PROBLEM DETAILS: In the material below, find each line holding the string "length" and copy it.

[SUPPLIED ENTRIES — start]

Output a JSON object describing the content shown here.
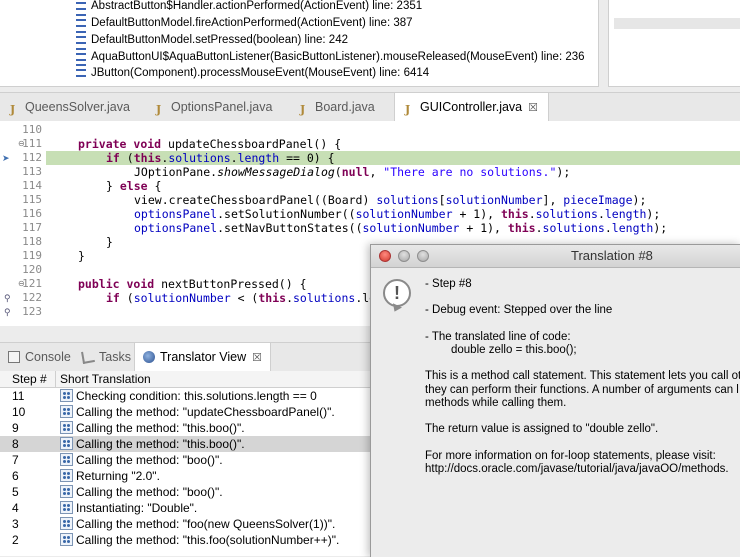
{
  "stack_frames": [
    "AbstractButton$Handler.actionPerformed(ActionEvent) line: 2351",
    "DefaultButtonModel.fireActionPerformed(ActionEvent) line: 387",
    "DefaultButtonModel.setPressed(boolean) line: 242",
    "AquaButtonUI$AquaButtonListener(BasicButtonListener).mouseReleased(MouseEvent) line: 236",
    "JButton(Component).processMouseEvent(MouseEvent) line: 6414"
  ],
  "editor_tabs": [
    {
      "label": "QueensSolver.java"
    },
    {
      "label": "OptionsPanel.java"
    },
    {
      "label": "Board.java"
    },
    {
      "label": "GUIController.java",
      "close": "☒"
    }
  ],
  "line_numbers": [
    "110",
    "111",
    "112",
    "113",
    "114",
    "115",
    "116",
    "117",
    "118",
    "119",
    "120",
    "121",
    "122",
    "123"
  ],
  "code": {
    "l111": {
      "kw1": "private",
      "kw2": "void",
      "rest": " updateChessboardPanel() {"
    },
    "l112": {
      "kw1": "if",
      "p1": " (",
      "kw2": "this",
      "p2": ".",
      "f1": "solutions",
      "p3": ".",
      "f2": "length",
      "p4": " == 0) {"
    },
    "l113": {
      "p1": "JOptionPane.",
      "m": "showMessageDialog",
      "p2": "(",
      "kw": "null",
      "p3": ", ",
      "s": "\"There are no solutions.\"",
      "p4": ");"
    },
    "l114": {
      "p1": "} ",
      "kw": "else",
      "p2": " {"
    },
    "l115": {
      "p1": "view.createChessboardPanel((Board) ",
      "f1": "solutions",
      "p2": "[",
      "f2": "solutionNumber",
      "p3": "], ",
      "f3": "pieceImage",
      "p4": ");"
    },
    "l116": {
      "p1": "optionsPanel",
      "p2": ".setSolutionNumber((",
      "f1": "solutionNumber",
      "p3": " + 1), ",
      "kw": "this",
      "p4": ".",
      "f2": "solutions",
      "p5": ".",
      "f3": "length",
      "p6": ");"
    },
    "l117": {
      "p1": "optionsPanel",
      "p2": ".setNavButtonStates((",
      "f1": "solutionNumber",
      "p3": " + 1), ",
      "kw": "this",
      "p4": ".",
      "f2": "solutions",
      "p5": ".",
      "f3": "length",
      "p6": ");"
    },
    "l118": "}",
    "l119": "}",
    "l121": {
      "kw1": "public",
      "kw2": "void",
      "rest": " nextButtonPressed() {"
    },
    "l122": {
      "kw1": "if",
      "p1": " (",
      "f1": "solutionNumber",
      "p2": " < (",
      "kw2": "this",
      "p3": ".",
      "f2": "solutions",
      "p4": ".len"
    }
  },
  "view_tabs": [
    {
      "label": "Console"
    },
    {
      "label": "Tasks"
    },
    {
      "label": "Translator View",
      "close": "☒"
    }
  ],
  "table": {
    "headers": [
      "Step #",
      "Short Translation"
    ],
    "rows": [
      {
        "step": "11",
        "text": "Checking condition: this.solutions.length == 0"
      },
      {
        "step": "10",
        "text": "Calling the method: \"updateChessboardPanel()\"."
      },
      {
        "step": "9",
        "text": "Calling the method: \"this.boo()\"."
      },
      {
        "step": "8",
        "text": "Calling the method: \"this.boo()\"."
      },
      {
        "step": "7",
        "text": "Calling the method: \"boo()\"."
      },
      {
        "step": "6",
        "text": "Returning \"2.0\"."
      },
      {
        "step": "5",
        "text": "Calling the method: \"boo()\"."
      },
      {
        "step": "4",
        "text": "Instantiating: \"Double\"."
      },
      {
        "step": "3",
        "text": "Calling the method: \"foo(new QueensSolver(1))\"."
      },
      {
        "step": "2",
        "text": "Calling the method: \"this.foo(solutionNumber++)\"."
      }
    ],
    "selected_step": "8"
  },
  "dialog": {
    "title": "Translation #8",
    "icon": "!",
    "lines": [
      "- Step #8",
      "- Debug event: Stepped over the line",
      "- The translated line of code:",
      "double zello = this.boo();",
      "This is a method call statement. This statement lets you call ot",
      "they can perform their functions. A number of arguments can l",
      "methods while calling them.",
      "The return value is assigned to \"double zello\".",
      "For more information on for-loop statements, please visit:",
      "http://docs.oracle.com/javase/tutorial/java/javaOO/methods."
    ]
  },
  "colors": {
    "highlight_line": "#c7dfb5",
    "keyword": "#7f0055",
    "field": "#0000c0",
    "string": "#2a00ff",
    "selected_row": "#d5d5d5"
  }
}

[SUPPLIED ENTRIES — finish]
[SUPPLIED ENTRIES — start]

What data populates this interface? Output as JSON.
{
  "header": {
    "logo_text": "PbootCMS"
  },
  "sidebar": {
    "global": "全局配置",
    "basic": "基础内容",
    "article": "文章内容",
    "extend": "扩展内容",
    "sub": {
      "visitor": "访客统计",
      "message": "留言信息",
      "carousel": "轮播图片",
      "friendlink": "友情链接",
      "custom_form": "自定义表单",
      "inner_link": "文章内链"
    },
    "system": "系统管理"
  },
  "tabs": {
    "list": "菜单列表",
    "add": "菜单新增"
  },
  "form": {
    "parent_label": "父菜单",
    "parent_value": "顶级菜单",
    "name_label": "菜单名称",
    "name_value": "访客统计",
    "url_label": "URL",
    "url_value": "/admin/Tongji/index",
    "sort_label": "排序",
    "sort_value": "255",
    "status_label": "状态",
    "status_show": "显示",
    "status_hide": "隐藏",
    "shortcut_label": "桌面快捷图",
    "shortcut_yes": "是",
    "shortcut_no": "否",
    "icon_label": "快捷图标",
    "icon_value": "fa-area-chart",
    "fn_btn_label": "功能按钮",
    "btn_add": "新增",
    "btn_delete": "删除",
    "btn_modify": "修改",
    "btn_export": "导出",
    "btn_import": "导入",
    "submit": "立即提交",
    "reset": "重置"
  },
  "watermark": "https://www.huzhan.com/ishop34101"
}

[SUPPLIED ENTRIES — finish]

RESPONSE TO THE EXERCISE:
      "f2": "length",
      "f3": "length",
      "f3": "length",
        "text": "Checking condition: this.solutions.length == 0"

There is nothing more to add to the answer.